Online used car seller Vroom debuted a virtual reality showroom that lets users explore the 15 makes and models available with the comfort of their own headset. The experience, created in partnership with Dallas agency 900lbs of Creative, allows users to get as close as possible, digitally speaking, to their next set of wheels via HTC Vive headsets. (The launch also coincides with a TV ad campaign featuring Rachel Dratch and John Leguizamo that launched in July.) The experience will be available first in pop-up locations in Phoenix along with Vroom's showrooms in Dallas and Houston.
According to Vroom's chief marketing officer, Gaurav Misra, the goal is to give consumers added insight to help them feel more confident when buying a high-ticket item online. That's not to say people aren't buying them from Vroom already: The company began a little more than two years ago and sells thousands of cars a month. Its total monthly revenue is around $100 million, Misra said, which puts the company on track to cross the $1 billion mark this year.
"So many pieces are so endemic of how car buying has been at so many elements that when you show the counter of that, there's a little bit of disbelief," Misra told Adweek. "And so we have to work harder at making people understand and explaining why this makes sense to us."
So how does this all work? During a virtual test drive in New York last month, Adweek explored the VR showroom before taking one of the cars for a spin. Picture a vast warehouse or garage—the kind you might find in "The Fast and the Furious"—filled with cars ranging from $25,000 to $60,000. By aiming the headset at various parts of the room, you can get closer to any given model or stare directly at a car to get more information about it. You can then also take a test drive to feel what it's like to ride in the car while cruising along with a 360-degree video of a street in Texas.
The cars are animated, which makes the experience more like a video game than an actual drive to work. It's also obviously impossible to feel what it's like to sit in the car, which could be a deal-breaker for more tactile buyers. However, there's already a second phase in development that makes the experience feel more like a real lot.
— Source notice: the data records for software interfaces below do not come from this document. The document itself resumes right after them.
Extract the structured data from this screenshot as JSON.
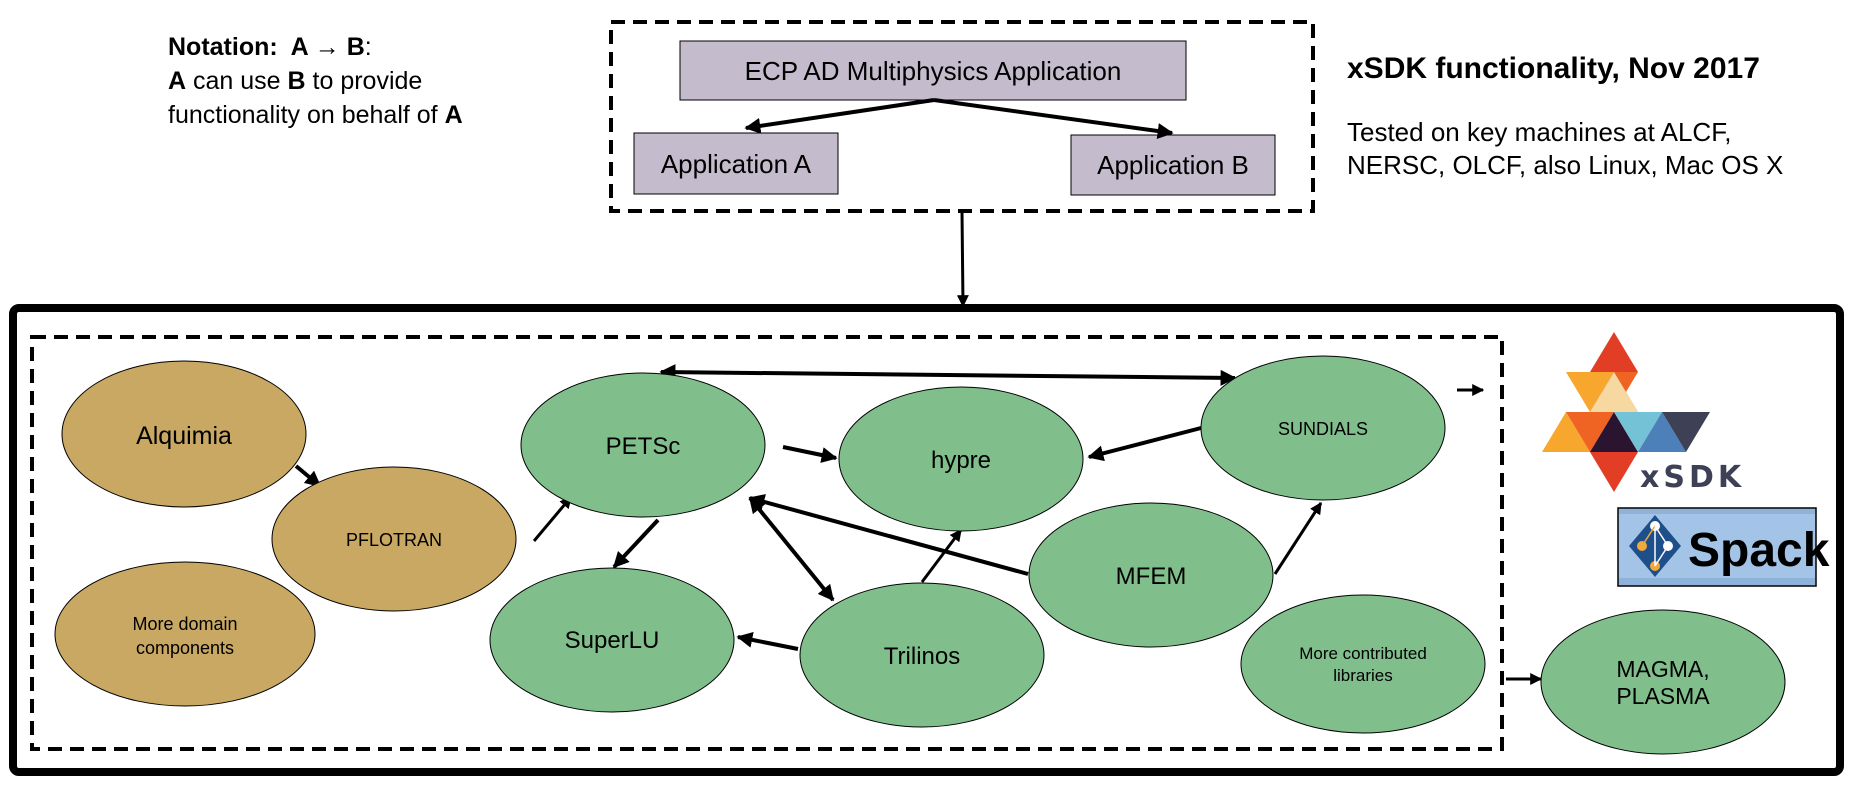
{
  "notation": {
    "heading": "Notation:",
    "a": "A",
    "arrow": "→",
    "b": "B",
    "colon": ":",
    "line2_a": "A",
    "line2_mid": " can use ",
    "line2_b": "B",
    "line2_end": " to provide",
    "line3_start": "functionality on behalf of ",
    "line3_a": "A"
  },
  "header": {
    "title": "xSDK functionality, Nov 2017",
    "subtitle_line1": "Tested on key machines at ALCF,",
    "subtitle_line2": "NERSC, OLCF, also Linux, Mac OS X"
  },
  "app_box": {
    "top": "ECP AD Multiphysics Application",
    "left": "Application A",
    "right": "Application B"
  },
  "nodes": {
    "alquimia": {
      "label": "Alquimia",
      "kind": "domain"
    },
    "pflotran": {
      "label": "PFLOTRAN",
      "kind": "domain"
    },
    "more_domain": {
      "label1": "More domain",
      "label2": "components",
      "kind": "domain"
    },
    "petsc": {
      "label": "PETSc",
      "kind": "library"
    },
    "hypre": {
      "label": "hypre",
      "kind": "library"
    },
    "sundials": {
      "label": "SUNDIALS",
      "kind": "library"
    },
    "superlu": {
      "label": "SuperLU",
      "kind": "library"
    },
    "trilinos": {
      "label": "Trilinos",
      "kind": "library"
    },
    "mfem": {
      "label": "MFEM",
      "kind": "library"
    },
    "more_contrib": {
      "label1": "More contributed",
      "label2": "libraries",
      "kind": "library"
    },
    "magma": {
      "label1": "MAGMA,",
      "label2": "PLASMA",
      "kind": "library"
    }
  },
  "edges": [
    {
      "from": "ECP AD Multiphysics Application",
      "to": "Application A"
    },
    {
      "from": "ECP AD Multiphysics Application",
      "to": "Application B"
    },
    {
      "from": "Application box",
      "to": "xSDK box"
    },
    {
      "from": "Alquimia",
      "to": "PFLOTRAN"
    },
    {
      "from": "PFLOTRAN",
      "to": "PETSc"
    },
    {
      "from": "PETSc",
      "to": "hypre"
    },
    {
      "from": "PETSc",
      "to": "SuperLU"
    },
    {
      "from": "PETSc",
      "to": "Trilinos",
      "bidirectional": true
    },
    {
      "from": "PETSc",
      "to": "SUNDIALS",
      "bidirectional": true
    },
    {
      "from": "SUNDIALS",
      "to": "hypre"
    },
    {
      "from": "Trilinos",
      "to": "hypre"
    },
    {
      "from": "Trilinos",
      "to": "SuperLU"
    },
    {
      "from": "MFEM",
      "to": "PETSc"
    },
    {
      "from": "MFEM",
      "to": "SUNDIALS"
    },
    {
      "from": "xSDK libraries",
      "to": "MAGMA, PLASMA"
    }
  ],
  "logos": {
    "xsdk_text": "xSDK",
    "spack_text": "Spack"
  },
  "colors": {
    "domain_fill": "#c8a862",
    "library_fill": "#80bf8c",
    "app_fill": "#c4bccc",
    "spack_bg": "#a3c4e6"
  }
}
That's partially why Vroom offers buyers a free one-week trial, during which they can get a car delivered to their home to drive around for seven days and then return if they're not happy. Misra said the experience is meant to get consumers excited about the Vroom brand and the cars it sells. And while there's a long way to go, he said, it's a way of "putting our flag on the moon."
"The same way Apple has stores, we think it's a great way to get awareness and to get people familiar with the brand, and then hopefully, of course, that translates into an ROI," Misra said. "We want to develop it into a place. I don't know what that time is—six or 12 months—where people are actually transacting. They're searching for cars in this experience."